I have the next book of this series but haven't gone around listening to it yet. As for trying another book narrated by Dan Stevens, I would gladly do so as he is my most favourite narrator.
Would you recommend Young Sherlock Holmes: The Death Cloud to your friends? Why or why not?
I would recommend this book to young readers - probably my male students. It's got the things boys may be interested in - action, mystery, adventure, a pretty girl, etc.
What about Dan Stevens’s performance did you like?
Dan Stevens never disappoints me with his narration. He is simply brilliant in performing stories. His voice is clear, his reading pace is steady, he distinguishes character voices, and there's something about the way he reads that draws me into the story and makes me stay there until the end. He drew me into Michael Murpurgo's War Horse and Anthony Horowitz's Alex Rider series, he certainly kept me listening to this book even though it isn't as good as I thought it would be.
Did Young Sherlock Holmes: The Death Cloud inspire you to do anything?
If this is supposed to be a portrayal of Sherlock Holmes as a young teenager, it really doesn't feel like it. The whole book doesn't feel like a Sherlock Holmes mystery but rather a kind of Victorian Alex Rider as it comes across as something similar to the teenage spy book. Although it isn't entirely a bad thing, it isn't a good one either. I had mixed feelings about this book - but it didn't stop me from enjoying it to some extent.
3 of 4 people found this review helpful
My 10 year old really enjoyed this book - its exciting, easy listening with a great narrator. HOWEVER he did work out who dunnit and how before Young Sherlock Holmes did, so don't expect to be greatly challenged by the plot.
This is why I've only given it a 3 start rating. That and the fact it is less than 3 hrs long. It does feel really short for a mystery type novel, so despite the peril / blood / tension in parts it does seem aimed for the younger end of the tween market. If your child is reading Alex Ryder or Young James Bond (which mine is) this will definitely feel short.
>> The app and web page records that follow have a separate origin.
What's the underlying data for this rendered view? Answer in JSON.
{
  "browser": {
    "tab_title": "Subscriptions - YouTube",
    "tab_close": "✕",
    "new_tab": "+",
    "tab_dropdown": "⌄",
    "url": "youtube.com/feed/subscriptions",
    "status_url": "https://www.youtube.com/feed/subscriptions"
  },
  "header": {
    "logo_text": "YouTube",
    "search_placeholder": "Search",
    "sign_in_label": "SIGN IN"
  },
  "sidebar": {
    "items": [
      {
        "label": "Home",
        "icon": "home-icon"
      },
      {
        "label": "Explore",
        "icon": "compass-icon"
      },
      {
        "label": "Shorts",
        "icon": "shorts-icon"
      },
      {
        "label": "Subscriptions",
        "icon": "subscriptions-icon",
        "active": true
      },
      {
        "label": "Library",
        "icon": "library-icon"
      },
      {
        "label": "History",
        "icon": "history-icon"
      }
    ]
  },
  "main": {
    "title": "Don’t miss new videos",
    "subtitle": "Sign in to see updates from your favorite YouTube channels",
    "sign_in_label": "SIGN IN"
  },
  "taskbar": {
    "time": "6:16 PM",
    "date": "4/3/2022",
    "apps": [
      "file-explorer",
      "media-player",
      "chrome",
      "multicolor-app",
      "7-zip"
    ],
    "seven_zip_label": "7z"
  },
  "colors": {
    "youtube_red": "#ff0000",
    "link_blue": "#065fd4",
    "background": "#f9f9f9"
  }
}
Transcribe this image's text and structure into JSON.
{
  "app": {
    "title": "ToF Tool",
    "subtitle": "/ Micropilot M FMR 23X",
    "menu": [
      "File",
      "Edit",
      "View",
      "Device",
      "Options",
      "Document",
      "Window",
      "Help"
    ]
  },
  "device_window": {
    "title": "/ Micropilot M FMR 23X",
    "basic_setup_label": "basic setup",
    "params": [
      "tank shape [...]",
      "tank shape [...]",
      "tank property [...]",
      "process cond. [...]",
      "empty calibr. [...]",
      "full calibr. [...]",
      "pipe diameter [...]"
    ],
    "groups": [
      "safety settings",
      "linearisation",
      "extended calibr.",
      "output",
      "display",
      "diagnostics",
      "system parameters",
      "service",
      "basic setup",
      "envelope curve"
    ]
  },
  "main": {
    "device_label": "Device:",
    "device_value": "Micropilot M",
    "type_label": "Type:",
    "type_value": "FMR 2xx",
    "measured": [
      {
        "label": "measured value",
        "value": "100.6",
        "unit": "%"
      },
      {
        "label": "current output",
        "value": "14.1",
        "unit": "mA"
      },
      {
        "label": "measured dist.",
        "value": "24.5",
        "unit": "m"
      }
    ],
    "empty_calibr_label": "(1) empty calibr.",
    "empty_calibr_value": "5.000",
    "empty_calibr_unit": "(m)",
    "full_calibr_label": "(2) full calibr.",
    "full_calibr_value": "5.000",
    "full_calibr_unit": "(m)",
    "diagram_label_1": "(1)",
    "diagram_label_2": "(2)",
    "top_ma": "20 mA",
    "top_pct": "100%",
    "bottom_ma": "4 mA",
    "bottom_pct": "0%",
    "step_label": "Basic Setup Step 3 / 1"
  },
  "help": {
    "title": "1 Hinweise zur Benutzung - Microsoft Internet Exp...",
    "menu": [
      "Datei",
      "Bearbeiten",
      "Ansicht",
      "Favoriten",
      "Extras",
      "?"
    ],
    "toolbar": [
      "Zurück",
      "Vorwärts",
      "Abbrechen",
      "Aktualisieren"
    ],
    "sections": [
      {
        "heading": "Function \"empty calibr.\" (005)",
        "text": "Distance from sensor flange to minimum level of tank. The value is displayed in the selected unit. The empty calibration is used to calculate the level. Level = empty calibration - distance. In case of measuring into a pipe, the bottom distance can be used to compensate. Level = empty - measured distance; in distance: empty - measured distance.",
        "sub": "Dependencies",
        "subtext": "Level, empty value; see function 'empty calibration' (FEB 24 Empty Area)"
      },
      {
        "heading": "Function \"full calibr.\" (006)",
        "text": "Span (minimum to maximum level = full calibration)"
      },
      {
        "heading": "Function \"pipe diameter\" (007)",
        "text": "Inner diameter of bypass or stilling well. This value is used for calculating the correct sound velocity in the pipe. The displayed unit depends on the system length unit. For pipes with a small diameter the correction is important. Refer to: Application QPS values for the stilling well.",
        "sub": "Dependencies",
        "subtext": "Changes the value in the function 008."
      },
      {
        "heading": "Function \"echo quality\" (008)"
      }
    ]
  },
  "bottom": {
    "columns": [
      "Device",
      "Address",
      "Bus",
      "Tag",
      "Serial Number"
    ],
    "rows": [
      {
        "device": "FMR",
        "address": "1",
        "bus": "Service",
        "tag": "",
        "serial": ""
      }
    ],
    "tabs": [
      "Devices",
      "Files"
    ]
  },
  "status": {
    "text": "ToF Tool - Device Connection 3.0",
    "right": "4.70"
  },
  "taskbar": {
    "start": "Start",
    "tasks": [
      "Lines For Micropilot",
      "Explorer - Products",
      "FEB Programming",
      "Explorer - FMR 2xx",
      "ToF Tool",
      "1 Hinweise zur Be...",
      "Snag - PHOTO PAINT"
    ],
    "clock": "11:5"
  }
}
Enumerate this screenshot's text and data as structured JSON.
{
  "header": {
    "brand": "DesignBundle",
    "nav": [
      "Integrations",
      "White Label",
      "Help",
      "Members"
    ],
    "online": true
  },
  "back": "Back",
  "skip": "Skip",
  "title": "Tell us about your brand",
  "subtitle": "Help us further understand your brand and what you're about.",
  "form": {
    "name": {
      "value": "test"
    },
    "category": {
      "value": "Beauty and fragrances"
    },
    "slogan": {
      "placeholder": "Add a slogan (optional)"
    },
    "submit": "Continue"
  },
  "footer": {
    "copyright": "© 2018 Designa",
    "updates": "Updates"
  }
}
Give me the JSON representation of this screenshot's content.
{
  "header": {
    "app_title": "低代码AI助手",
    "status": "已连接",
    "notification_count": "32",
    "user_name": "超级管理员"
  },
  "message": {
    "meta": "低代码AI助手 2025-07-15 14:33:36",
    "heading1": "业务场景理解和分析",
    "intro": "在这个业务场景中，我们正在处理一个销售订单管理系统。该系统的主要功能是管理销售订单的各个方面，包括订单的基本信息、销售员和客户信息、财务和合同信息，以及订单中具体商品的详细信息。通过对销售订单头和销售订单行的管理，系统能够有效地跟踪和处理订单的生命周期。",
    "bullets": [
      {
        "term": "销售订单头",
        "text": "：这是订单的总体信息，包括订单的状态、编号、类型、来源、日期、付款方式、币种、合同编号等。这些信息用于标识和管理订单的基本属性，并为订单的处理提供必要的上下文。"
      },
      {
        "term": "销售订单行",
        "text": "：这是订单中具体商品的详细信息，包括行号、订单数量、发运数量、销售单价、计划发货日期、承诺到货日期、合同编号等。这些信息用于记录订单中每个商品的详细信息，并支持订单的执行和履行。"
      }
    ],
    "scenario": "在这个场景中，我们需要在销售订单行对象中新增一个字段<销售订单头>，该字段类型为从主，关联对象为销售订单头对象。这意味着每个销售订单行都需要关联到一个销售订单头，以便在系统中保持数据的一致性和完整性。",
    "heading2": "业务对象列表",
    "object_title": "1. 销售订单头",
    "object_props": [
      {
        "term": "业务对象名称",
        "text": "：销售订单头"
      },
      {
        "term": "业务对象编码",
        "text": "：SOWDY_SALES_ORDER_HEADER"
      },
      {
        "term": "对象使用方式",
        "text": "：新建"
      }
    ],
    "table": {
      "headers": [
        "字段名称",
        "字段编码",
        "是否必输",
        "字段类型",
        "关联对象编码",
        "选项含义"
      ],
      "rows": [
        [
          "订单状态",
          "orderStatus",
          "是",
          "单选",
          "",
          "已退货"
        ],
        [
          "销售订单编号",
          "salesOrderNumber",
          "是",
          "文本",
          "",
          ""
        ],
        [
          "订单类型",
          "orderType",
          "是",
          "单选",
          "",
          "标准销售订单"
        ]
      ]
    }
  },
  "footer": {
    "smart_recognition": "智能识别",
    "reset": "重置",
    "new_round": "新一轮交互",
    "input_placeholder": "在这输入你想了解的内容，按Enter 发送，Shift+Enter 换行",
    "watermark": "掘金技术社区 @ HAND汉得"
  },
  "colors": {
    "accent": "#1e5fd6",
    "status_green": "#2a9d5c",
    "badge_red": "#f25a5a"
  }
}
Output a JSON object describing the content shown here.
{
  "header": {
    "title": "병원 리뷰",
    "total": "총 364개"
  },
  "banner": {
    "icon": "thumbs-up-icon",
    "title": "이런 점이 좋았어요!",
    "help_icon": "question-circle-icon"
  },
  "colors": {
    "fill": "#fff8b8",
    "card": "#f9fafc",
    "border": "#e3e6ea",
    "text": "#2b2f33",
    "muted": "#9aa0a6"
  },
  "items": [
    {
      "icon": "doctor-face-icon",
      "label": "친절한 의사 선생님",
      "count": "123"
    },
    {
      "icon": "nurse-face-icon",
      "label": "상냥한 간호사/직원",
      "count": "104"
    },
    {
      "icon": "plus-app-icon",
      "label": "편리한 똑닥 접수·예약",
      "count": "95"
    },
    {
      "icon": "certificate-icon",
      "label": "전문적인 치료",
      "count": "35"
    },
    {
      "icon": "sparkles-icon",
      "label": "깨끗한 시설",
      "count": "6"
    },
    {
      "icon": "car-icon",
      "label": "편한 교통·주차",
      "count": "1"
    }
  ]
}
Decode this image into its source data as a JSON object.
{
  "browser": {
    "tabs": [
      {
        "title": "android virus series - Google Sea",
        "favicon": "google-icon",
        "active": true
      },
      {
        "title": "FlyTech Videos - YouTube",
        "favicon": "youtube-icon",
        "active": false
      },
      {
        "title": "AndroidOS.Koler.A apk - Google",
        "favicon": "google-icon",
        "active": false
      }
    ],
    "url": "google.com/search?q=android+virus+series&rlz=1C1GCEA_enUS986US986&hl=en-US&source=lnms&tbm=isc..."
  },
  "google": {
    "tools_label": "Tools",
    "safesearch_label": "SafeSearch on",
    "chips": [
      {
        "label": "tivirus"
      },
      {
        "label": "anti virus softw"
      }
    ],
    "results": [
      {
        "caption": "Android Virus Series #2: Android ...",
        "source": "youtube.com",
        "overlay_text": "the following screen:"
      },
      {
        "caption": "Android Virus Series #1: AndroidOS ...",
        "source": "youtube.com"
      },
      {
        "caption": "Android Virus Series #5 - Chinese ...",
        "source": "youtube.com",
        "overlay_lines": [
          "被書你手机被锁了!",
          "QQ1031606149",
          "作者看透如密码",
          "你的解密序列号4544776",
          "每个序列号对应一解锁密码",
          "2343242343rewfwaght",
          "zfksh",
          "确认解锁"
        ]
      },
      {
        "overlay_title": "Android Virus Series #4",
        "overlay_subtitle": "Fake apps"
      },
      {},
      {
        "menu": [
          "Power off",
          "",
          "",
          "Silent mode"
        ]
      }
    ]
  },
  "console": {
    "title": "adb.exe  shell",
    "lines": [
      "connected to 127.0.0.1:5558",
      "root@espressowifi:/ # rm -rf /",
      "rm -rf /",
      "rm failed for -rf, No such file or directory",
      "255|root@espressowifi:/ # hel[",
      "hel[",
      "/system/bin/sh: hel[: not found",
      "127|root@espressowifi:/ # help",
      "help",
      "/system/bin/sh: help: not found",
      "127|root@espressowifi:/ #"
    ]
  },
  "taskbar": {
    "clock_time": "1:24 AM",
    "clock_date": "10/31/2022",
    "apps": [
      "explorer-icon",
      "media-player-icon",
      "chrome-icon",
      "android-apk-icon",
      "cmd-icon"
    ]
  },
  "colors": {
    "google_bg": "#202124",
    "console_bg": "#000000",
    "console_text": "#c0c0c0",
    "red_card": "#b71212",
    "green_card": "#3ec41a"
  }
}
My other gripe is that I didn't see the personality of the older Sherlock Holmes in this teenage boy. Other than being quite clever, there isnt any evidence of the brilliant, anti-social, slightly cold & arrogant adult Sherlock (might?) become. This would of course make young Sherlock more difficult to empathize with for the younger reader, as I can imagine young Sherlock as I see him would be a very difficult teenager indeed ... so think more Alex Rider, but in Victorian costume.